→ Task requirements
Go through the data and retrieve each line that includes the string "good".

(Saved entries)
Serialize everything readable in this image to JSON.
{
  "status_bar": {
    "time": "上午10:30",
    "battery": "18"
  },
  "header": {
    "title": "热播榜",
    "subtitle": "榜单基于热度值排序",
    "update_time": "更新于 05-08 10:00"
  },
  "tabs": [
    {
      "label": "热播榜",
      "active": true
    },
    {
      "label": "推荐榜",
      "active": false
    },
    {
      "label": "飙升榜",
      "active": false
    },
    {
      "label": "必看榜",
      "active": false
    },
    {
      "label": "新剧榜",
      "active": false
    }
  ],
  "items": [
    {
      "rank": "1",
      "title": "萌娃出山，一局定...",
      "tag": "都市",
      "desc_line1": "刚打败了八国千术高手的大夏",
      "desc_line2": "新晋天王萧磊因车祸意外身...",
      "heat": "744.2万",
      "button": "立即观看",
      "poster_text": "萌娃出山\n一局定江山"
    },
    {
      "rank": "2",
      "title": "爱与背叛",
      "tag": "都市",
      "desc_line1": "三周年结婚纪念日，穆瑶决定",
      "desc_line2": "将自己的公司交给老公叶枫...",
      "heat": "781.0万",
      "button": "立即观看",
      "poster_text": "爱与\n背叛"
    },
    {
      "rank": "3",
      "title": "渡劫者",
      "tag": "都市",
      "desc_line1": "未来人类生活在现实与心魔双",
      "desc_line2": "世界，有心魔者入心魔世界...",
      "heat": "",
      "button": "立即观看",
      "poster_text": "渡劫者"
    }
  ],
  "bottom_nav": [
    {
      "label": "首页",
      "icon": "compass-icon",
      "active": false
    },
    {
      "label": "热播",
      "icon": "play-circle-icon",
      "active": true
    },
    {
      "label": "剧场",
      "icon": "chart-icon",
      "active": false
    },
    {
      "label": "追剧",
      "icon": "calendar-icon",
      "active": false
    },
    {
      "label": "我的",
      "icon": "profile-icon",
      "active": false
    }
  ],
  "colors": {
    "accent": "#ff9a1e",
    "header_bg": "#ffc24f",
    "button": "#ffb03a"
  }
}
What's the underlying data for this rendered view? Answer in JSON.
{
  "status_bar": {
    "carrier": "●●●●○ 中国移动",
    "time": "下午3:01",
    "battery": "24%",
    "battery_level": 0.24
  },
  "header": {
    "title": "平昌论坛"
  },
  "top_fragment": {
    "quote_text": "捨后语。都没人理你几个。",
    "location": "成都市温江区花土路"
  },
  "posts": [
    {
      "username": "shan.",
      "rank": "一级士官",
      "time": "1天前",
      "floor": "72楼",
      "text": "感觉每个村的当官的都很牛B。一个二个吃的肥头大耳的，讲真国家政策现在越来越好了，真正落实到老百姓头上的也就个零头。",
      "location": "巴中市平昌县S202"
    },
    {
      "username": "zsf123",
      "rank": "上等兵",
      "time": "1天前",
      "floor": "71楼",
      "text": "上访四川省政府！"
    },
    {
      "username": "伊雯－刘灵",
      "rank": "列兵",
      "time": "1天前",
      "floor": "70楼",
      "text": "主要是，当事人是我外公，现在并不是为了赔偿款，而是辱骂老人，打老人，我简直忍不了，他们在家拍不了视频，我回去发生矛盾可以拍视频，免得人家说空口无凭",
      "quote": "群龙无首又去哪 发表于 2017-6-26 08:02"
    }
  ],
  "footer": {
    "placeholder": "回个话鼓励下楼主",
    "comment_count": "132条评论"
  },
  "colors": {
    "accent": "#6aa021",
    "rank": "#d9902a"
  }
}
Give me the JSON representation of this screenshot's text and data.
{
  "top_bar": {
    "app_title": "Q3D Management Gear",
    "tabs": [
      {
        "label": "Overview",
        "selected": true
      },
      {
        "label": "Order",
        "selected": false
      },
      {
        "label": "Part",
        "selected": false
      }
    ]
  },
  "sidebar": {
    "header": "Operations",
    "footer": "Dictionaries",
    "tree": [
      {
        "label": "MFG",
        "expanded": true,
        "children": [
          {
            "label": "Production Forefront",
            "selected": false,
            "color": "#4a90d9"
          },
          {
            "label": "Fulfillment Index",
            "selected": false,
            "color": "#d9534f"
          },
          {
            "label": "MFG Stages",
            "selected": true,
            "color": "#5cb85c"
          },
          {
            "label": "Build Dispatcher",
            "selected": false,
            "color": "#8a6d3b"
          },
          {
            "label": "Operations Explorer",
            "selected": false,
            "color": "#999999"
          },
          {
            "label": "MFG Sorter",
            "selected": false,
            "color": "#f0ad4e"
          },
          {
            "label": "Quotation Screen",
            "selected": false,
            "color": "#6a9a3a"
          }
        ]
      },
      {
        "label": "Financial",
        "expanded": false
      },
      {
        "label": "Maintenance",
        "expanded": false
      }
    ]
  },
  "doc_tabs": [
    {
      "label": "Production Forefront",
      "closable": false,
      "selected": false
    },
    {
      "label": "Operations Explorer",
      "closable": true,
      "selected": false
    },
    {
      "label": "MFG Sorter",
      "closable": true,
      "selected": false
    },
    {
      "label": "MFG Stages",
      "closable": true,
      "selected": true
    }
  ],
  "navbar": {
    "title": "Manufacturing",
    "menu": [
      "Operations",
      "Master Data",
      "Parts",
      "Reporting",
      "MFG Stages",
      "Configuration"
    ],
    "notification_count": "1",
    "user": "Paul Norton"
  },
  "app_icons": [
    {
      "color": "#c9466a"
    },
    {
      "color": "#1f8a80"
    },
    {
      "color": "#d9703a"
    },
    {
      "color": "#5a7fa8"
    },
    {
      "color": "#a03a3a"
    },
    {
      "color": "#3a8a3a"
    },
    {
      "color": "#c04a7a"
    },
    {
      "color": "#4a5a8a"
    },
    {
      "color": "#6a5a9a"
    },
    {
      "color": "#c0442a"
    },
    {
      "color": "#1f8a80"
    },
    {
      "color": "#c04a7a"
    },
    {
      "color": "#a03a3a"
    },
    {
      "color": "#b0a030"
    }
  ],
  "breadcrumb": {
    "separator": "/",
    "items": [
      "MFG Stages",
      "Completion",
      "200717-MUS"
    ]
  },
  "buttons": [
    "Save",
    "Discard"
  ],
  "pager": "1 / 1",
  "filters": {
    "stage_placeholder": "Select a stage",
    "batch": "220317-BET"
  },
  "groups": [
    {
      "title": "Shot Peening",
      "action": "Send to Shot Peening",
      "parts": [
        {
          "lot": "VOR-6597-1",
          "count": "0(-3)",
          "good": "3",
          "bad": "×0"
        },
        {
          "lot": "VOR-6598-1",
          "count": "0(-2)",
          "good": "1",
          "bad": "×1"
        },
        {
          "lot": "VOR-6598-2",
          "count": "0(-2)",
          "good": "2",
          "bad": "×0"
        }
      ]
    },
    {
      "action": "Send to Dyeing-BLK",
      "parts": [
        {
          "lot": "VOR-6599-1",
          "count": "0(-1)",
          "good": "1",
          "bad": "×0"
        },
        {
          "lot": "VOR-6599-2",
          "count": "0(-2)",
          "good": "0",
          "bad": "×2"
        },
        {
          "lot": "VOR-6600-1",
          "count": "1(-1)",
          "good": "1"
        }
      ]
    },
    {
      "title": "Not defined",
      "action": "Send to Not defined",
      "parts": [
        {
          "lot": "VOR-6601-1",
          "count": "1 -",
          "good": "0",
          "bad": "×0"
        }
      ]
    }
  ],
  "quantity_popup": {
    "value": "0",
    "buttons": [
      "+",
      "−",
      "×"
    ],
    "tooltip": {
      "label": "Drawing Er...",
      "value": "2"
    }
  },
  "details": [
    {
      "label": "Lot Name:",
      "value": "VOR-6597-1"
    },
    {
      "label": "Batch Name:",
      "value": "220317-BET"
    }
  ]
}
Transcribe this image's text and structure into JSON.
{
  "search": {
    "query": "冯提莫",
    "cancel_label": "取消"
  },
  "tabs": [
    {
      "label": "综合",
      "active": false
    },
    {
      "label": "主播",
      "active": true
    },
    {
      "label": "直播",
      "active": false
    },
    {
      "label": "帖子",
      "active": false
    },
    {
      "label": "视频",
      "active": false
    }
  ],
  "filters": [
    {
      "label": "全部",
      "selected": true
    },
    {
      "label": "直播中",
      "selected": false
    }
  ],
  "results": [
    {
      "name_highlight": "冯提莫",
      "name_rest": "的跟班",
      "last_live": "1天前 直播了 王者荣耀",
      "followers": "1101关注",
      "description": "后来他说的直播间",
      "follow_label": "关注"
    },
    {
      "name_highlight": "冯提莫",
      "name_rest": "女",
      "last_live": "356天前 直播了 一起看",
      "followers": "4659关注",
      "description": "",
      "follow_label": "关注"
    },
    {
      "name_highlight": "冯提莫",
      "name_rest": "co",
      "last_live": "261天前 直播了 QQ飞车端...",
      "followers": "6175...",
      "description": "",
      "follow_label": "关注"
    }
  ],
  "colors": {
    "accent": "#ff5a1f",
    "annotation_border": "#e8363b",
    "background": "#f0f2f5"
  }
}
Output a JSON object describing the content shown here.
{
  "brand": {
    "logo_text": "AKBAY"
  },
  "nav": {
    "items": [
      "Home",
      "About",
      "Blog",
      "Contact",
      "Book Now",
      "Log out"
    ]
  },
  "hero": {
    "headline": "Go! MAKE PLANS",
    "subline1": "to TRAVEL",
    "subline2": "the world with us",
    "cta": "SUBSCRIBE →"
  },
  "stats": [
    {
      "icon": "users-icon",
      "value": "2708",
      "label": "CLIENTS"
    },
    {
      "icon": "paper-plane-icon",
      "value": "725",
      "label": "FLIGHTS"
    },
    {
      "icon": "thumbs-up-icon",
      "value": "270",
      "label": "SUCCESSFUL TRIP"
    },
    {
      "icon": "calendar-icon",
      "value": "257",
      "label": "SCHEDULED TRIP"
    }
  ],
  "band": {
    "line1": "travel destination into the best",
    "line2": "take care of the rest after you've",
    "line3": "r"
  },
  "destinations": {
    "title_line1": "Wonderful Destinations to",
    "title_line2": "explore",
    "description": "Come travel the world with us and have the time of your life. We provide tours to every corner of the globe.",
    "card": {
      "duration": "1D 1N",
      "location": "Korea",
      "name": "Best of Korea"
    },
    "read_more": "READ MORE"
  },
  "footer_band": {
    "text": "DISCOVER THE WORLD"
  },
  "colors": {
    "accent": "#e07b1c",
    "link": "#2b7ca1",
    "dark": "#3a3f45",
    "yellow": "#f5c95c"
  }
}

→ Worked solution
          "good": "3",
          "good": "1",
          "good": "2",
          "good": "1",
          "good": "0",
          "good": "1"
          "good": "0",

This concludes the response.